▸ **Work request**:
Within the data, how many lines hold the word "material"? Answer with nothing but the number.

▸ **Record extracts**:
==============================
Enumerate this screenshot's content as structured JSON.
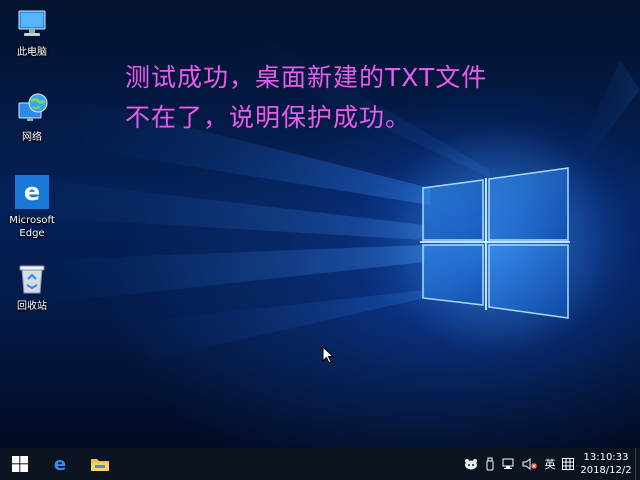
{
  "desktop": {
    "icons": [
      {
        "label": "此电脑",
        "icon": "this-pc-icon"
      },
      {
        "label": "网络",
        "icon": "network-icon"
      },
      {
        "label": "Microsoft\nEdge",
        "icon": "edge-icon"
      },
      {
        "label": "回收站",
        "icon": "recycle-bin-icon"
      }
    ],
    "overlay_text": {
      "line1": "测试成功，桌面新建的TXT文件",
      "line2": "不在了，说明保护成功。"
    }
  },
  "taskbar": {
    "pinned": [
      {
        "icon": "windows-start-icon"
      },
      {
        "icon": "edge-icon"
      },
      {
        "icon": "file-explorer-icon"
      }
    ],
    "tray": {
      "ime": "英",
      "icons": [
        "tray-app-icon",
        "usb-icon",
        "network-icon",
        "volume-muted-icon",
        "keyboard-grid-icon"
      ]
    },
    "clock": {
      "time": "13:10:33",
      "date": "2018/12/2"
    }
  },
  "colors": {
    "overlay_text": "#e060e8",
    "taskbar": "#0d1421",
    "accent": "#1a78d8"
  }
}
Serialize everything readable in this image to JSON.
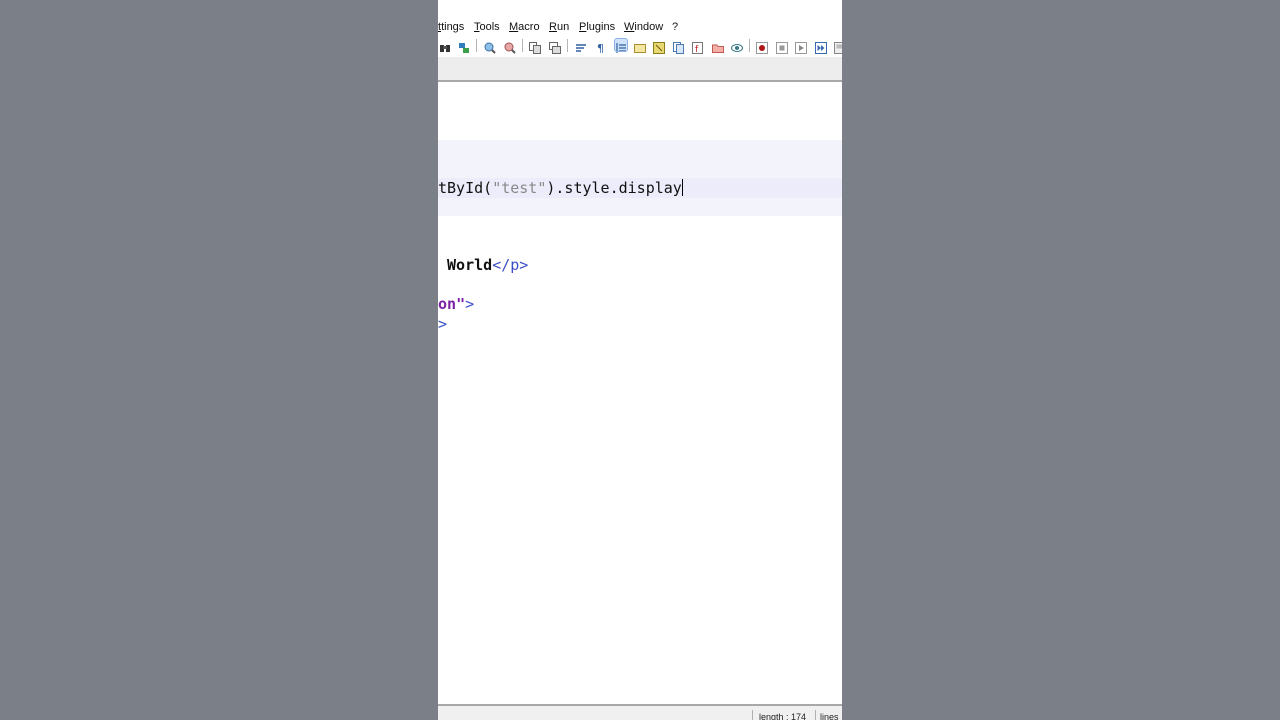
{
  "menu": [
    "ttings",
    "Tools",
    "Macro",
    "Run",
    "Plugins",
    "Window",
    "?"
  ],
  "toolbar_icons": [
    "binoculars-icon",
    "find-replace-icon",
    "zoom-in-icon",
    "zoom-out-icon",
    "sync-vertical-icon",
    "sync-horizontal-icon",
    "word-wrap-icon",
    "show-all-characters-icon",
    "indent-guide-icon",
    "user-language-icon",
    "doc-map-icon",
    "doc-list-icon",
    "function-list-icon",
    "folder-workspace-icon",
    "monitor-icon",
    "record-macro-icon",
    "stop-macro-icon",
    "play-macro-icon",
    "play-macro-multiple-icon",
    "save-macro-icon"
  ],
  "editor": {
    "line1": {
      "a": "tById(",
      "b": "\"test\"",
      "c": ").style.display"
    },
    "line2": {
      "pre": " ",
      "kw": "World",
      "tag": "</p>"
    },
    "line3": {
      "attr": "on",
      "q": "\"",
      "tag": ">"
    },
    "line4": {
      "tag": ">"
    }
  },
  "status": {
    "length": "length : 174",
    "lines": "lines"
  }
}
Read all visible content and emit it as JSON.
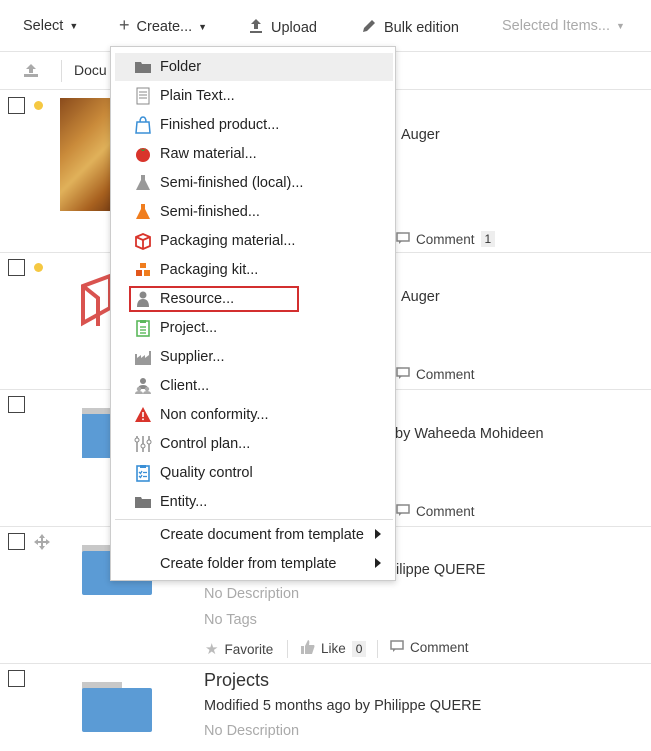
{
  "toolbar": {
    "select_label": "Select",
    "create_label": "Create...",
    "upload_label": "Upload",
    "bulk_label": "Bulk edition",
    "selected_items_label": "Selected Items..."
  },
  "subheader": {
    "column_label": "Docu"
  },
  "rows": [
    {
      "author_fragment": "Auger",
      "comment_label": "Comment",
      "comment_count": "1"
    },
    {
      "author_fragment": "Auger",
      "comment_label": "Comment"
    },
    {
      "author_fragment": "by Waheeda Mohideen",
      "comment_label": "Comment"
    },
    {
      "author_fragment": "ilippe QUERE",
      "description": "No Description",
      "tags": "No Tags",
      "favorite_label": "Favorite",
      "like_label": "Like",
      "like_count": "0",
      "comment_label": "Comment"
    },
    {
      "title": "Projects",
      "modified": "Modified 5 months ago by Philippe QUERE",
      "description": "No Description"
    }
  ],
  "create_menu": {
    "items": [
      {
        "label": "Folder",
        "icon": "folder-icon"
      },
      {
        "label": "Plain Text...",
        "icon": "text-document-icon"
      },
      {
        "label": "Finished product...",
        "icon": "shopping-bag-icon"
      },
      {
        "label": "Raw material...",
        "icon": "tomato-icon"
      },
      {
        "label": "Semi-finished (local)...",
        "icon": "flask-grey-icon"
      },
      {
        "label": "Semi-finished...",
        "icon": "flask-orange-icon"
      },
      {
        "label": "Packaging material...",
        "icon": "box-icon"
      },
      {
        "label": "Packaging kit...",
        "icon": "stacked-boxes-icon"
      },
      {
        "label": "Resource...",
        "icon": "person-icon"
      },
      {
        "label": "Project...",
        "icon": "clipboard-icon"
      },
      {
        "label": "Supplier...",
        "icon": "factory-icon"
      },
      {
        "label": "Client...",
        "icon": "people-icon"
      },
      {
        "label": "Non conformity...",
        "icon": "warning-icon"
      },
      {
        "label": "Control plan...",
        "icon": "sliders-icon"
      },
      {
        "label": "Quality control",
        "icon": "checklist-icon"
      },
      {
        "label": "Entity...",
        "icon": "folder-icon"
      }
    ],
    "template_items": [
      {
        "label": "Create document from template"
      },
      {
        "label": "Create folder from template"
      }
    ]
  },
  "colors": {
    "folder_blue": "#5b9bd5",
    "highlight_box": "#d32f2f",
    "status_dot": "#f5c842"
  }
}
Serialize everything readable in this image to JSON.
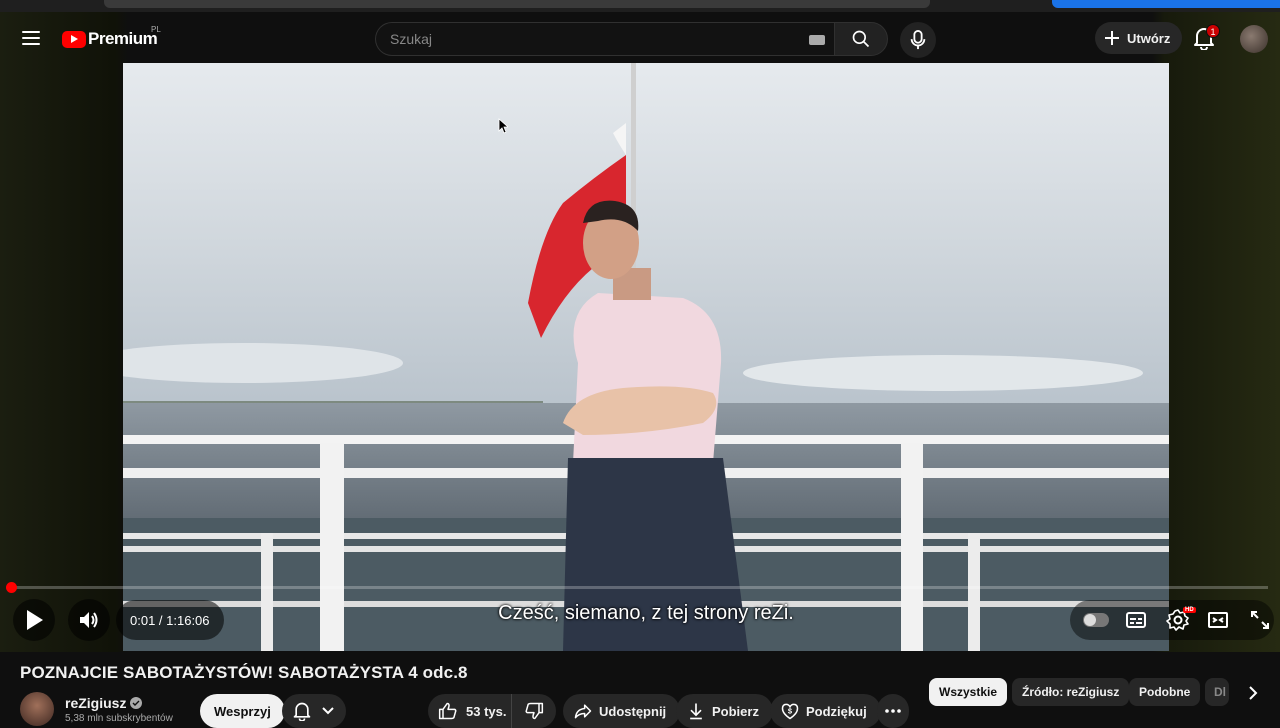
{
  "masthead": {
    "logo_text": "Premium",
    "country_code": "PL",
    "search_placeholder": "Szukaj",
    "create_label": "Utwórz",
    "notification_count": "1"
  },
  "player": {
    "time_display": "0:01 / 1:16:06",
    "progress_fraction": 0.0002,
    "subtitle": "Cześć, siemano, z tej strony reZi."
  },
  "video": {
    "title": "POZNAJCIE SABOTAŻYSTÓW! SABOTAŻYSTA 4 odc.8"
  },
  "channel": {
    "name": "reZigiusz",
    "subscribers": "5,38 mln subskrybentów",
    "support_label": "Wesprzyj"
  },
  "actions": {
    "likes": "53 tys.",
    "share": "Udostępnij",
    "download": "Pobierz",
    "thanks": "Podziękuj"
  },
  "chips": [
    {
      "label": "Wszystkie"
    },
    {
      "label": "Źródło: reZigiusz"
    },
    {
      "label": "Podobne"
    },
    {
      "label": "Dl"
    }
  ],
  "colors": {
    "brand_red": "#ff0000",
    "background": "#0f0f0f"
  }
}
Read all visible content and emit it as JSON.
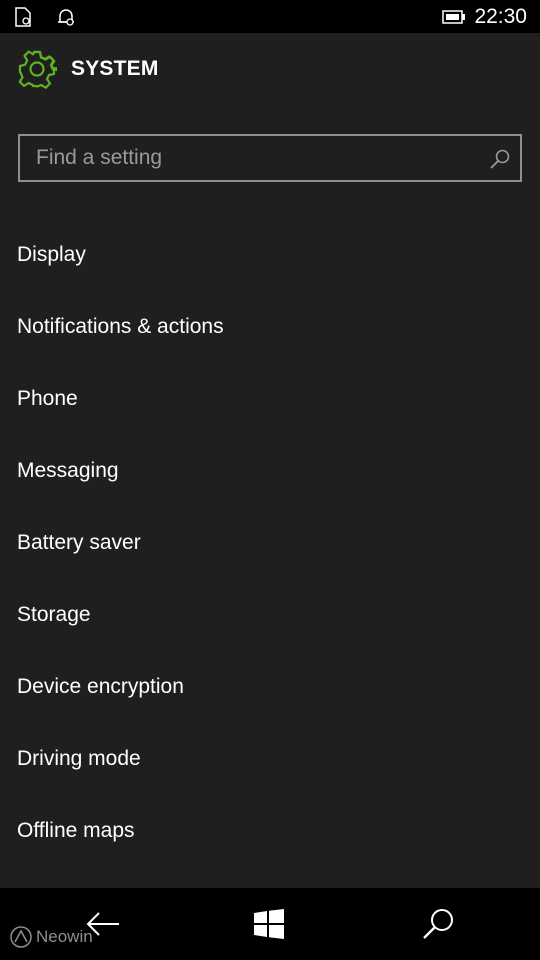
{
  "status_bar": {
    "time": "22:30",
    "icons": [
      "sim-card-icon",
      "alarm-icon",
      "battery-icon"
    ]
  },
  "header": {
    "title": "SYSTEM",
    "icon": "gear-icon",
    "accent_color": "#5fb320"
  },
  "search": {
    "placeholder": "Find a setting",
    "value": "",
    "icon": "search-icon"
  },
  "menu": {
    "items": [
      {
        "label": "Display"
      },
      {
        "label": "Notifications & actions"
      },
      {
        "label": "Phone"
      },
      {
        "label": "Messaging"
      },
      {
        "label": "Battery saver"
      },
      {
        "label": "Storage"
      },
      {
        "label": "Device encryption"
      },
      {
        "label": "Driving mode"
      },
      {
        "label": "Offline maps"
      }
    ]
  },
  "nav_bar": {
    "buttons": [
      "back-arrow-icon",
      "windows-start-icon",
      "search-icon"
    ]
  },
  "watermark": {
    "text": "Neowin"
  }
}
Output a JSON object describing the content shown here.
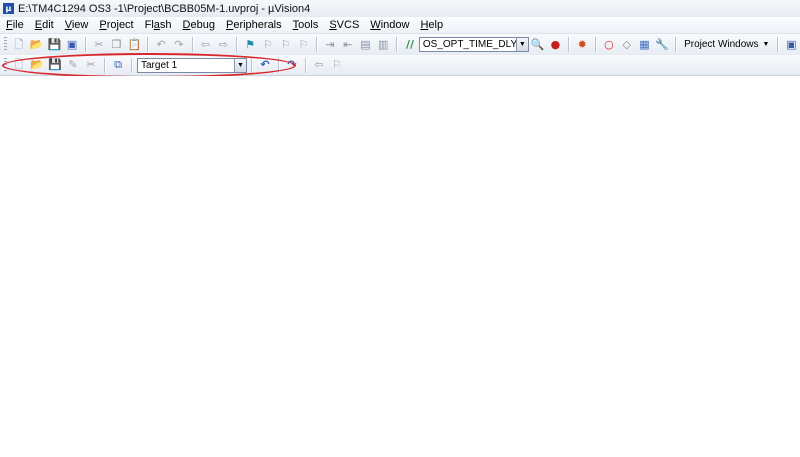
{
  "window": {
    "title": "E:\\TM4C1294 OS3 -1\\Project\\BCBB05M-1.uvproj - µVision4",
    "app_icon": "uvision-icon"
  },
  "menu": [
    {
      "label": "File",
      "key": "F",
      "rest": "ile"
    },
    {
      "label": "Edit",
      "key": "E",
      "rest": "dit"
    },
    {
      "label": "View",
      "key": "V",
      "rest": "iew"
    },
    {
      "label": "Project",
      "key": "P",
      "rest": "roject"
    },
    {
      "label": "Flash",
      "key": "a",
      "pre": "Fl",
      "rest": "sh"
    },
    {
      "label": "Debug",
      "key": "D",
      "rest": "ebug"
    },
    {
      "label": "Peripherals",
      "key": "P",
      "rest": "eripherals"
    },
    {
      "label": "Tools",
      "key": "T",
      "rest": "ools"
    },
    {
      "label": "SVCS",
      "key": "S",
      "rest": "VCS"
    },
    {
      "label": "Window",
      "key": "W",
      "rest": "indow"
    },
    {
      "label": "Help",
      "key": "H",
      "rest": "elp"
    }
  ],
  "toolbar1": {
    "find_combo_value": "OS_OPT_TIME_DLY",
    "project_windows_label": "Project Windows"
  },
  "toolbar2": {
    "target_combo_value": "Target 1"
  },
  "annotation": {
    "color": "#d8262b"
  }
}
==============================
▸ **Solution for this problem**:
2